KUALA LUMPUR, April 19 — Chinese scientist He Jiankui, who shocked the world by creating the first genetically modified babies, was listed on TIME magazine’s 100 most influential people of 2019.
Jennifer Doudna — a co-inventor of CRISPR-Cas9, the gene editing tool that He had used to delete the CCR5 gene in twin girls Lulu and Nana — wrote in her profile for He that the scientist had broken consensus in the scientific community that the technology was still too experimental and dangerous to use on human embryos.
“His reckless experimentation on the girls in China not only shattered scientific, medical and ethical norms, it was also medically unnecessary: while the girls’ father is HIV-positive, it’s rare for fathers to pass on the virus to their children, and if they do, potent drugs can now control the infection,” Doudna wrote.
Media reports said He claimed he had wanted to protect the children from HIV by deleting the CCR5 gene that enables the AIDS-causing virus to enter immune system cells.
“Since 2012, when CRISPR-Cas9 transformed research, scientists have purposely taken a cautious and deliberate approach, focusing on how to safely apply genome editing to cure genetic diseases, fight cancer, accelerate drug development, create transplant organs and develop more nutritious crops. Its potential to improve our lives is enormous. But its potential to harm, with unintended side effects, is still unknown,” Doudna said.

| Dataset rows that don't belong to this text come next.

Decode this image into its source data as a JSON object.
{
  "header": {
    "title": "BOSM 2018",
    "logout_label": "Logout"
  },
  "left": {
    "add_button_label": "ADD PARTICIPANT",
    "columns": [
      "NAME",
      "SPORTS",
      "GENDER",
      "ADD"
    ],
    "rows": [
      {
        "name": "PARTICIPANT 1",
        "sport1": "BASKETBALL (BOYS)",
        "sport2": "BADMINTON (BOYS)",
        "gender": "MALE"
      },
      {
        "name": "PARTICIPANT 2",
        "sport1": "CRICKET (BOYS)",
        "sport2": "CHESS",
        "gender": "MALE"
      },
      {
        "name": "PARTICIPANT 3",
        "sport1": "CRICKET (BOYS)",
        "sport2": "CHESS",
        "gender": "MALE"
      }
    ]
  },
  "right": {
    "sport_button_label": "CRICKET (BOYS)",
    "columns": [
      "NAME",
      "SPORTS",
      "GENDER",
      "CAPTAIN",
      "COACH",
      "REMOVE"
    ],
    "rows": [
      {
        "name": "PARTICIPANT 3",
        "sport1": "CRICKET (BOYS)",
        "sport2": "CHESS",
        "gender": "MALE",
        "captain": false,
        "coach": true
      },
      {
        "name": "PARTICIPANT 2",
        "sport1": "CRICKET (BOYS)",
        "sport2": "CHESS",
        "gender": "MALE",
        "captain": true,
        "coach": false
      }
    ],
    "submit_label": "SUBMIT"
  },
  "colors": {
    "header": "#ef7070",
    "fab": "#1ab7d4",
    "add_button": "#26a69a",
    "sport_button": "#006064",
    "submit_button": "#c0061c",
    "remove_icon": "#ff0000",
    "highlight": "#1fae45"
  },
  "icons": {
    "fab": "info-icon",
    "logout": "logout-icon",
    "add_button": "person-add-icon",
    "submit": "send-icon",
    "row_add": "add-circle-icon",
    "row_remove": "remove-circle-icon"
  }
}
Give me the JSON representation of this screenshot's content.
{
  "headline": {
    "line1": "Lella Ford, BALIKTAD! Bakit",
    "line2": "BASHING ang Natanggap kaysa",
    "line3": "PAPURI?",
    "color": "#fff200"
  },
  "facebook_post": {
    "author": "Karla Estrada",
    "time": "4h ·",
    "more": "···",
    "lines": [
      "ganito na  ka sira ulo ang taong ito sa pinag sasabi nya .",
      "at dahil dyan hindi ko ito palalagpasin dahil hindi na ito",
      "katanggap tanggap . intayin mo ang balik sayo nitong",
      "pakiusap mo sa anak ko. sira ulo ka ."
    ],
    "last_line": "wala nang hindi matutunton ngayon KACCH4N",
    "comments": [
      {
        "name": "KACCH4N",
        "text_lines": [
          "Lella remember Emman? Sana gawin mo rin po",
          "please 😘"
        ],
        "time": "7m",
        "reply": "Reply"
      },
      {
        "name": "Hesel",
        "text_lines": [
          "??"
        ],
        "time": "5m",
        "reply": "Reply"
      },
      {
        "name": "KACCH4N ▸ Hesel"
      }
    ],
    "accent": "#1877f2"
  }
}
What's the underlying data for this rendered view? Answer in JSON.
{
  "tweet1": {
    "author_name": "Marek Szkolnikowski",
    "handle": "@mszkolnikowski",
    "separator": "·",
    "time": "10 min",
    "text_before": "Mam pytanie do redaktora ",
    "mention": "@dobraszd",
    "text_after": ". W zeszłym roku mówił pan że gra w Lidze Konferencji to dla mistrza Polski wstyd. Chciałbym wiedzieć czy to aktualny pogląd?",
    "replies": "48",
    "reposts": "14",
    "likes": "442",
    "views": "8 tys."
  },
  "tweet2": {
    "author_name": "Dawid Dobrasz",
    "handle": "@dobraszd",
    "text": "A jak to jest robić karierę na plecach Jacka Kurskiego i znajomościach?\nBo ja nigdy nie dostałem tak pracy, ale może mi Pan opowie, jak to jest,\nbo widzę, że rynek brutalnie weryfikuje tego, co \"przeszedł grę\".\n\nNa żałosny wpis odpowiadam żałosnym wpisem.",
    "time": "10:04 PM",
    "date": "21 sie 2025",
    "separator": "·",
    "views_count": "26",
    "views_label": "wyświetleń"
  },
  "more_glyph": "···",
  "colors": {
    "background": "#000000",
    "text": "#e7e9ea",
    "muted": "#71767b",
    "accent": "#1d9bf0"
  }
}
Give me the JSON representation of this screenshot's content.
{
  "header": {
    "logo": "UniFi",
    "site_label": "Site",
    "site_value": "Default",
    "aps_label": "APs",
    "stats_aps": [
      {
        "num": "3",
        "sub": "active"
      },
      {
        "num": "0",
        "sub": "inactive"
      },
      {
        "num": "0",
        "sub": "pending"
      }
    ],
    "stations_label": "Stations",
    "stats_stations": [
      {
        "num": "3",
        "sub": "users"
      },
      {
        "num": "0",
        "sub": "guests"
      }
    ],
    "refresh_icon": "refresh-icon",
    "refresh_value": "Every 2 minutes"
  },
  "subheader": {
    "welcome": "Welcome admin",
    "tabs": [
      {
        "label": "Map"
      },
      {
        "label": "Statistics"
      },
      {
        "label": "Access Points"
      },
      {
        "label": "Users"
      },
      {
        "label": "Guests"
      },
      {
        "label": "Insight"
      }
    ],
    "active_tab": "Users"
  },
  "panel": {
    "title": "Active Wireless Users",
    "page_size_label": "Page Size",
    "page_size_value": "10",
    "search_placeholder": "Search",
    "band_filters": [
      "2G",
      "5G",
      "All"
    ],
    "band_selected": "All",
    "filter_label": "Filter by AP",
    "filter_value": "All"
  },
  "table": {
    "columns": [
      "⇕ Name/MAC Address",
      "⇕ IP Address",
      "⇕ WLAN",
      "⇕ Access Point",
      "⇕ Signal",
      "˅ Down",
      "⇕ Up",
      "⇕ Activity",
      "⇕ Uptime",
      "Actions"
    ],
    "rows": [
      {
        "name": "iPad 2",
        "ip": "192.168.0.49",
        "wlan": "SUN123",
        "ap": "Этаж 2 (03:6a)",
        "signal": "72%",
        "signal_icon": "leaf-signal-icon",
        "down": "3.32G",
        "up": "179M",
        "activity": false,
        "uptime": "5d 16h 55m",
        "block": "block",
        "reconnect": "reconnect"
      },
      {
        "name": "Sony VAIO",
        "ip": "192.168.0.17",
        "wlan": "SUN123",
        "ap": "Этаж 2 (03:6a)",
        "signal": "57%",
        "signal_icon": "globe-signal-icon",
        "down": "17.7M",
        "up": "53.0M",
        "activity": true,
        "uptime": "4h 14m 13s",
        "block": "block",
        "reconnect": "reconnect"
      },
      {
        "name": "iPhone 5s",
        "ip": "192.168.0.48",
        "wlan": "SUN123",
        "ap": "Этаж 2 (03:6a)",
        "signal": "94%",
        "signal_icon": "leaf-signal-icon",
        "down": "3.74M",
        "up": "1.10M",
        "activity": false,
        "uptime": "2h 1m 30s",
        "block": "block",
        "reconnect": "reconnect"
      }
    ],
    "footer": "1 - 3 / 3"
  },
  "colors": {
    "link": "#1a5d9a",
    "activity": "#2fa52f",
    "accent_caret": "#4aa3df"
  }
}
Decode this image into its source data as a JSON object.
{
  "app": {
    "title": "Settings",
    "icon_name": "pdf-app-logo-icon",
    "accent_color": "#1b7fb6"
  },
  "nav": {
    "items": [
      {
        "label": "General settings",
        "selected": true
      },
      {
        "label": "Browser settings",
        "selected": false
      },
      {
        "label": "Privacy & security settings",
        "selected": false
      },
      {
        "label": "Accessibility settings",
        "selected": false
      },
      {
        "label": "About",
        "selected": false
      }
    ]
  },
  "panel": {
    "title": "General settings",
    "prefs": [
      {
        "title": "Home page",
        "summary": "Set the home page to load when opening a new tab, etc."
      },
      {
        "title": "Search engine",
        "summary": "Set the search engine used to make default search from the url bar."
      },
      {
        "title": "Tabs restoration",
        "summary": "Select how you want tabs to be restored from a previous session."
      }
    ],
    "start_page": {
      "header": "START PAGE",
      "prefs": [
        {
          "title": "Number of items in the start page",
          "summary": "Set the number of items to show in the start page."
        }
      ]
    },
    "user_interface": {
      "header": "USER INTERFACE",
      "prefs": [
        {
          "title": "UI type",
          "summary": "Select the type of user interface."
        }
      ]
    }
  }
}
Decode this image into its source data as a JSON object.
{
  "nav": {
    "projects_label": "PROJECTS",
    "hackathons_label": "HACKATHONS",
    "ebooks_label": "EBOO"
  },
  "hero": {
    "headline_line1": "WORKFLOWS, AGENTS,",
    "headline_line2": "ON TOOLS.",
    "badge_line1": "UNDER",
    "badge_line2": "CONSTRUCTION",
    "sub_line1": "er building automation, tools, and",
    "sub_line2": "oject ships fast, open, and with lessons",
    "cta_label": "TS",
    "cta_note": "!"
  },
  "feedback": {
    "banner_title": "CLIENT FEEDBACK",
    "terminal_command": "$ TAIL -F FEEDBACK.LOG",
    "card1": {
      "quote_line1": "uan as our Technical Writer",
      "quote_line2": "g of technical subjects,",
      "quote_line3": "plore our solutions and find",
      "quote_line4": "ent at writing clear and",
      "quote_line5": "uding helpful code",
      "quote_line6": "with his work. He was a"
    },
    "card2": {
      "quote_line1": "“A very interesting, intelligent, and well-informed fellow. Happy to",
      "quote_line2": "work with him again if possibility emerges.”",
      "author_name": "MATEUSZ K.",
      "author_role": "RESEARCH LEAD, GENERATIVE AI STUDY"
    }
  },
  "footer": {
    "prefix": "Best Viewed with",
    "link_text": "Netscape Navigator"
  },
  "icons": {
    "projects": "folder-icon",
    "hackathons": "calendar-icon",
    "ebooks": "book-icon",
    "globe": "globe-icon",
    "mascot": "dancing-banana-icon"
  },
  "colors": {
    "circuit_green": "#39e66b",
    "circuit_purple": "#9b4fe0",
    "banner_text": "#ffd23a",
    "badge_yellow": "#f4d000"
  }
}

The University of California professor accused He of ignoring the “do no harm” medical philosophy by risking unintended consequences, saying this incident would “likely be remembered as one of the most shocking misapplications of any scientific tool in our history”.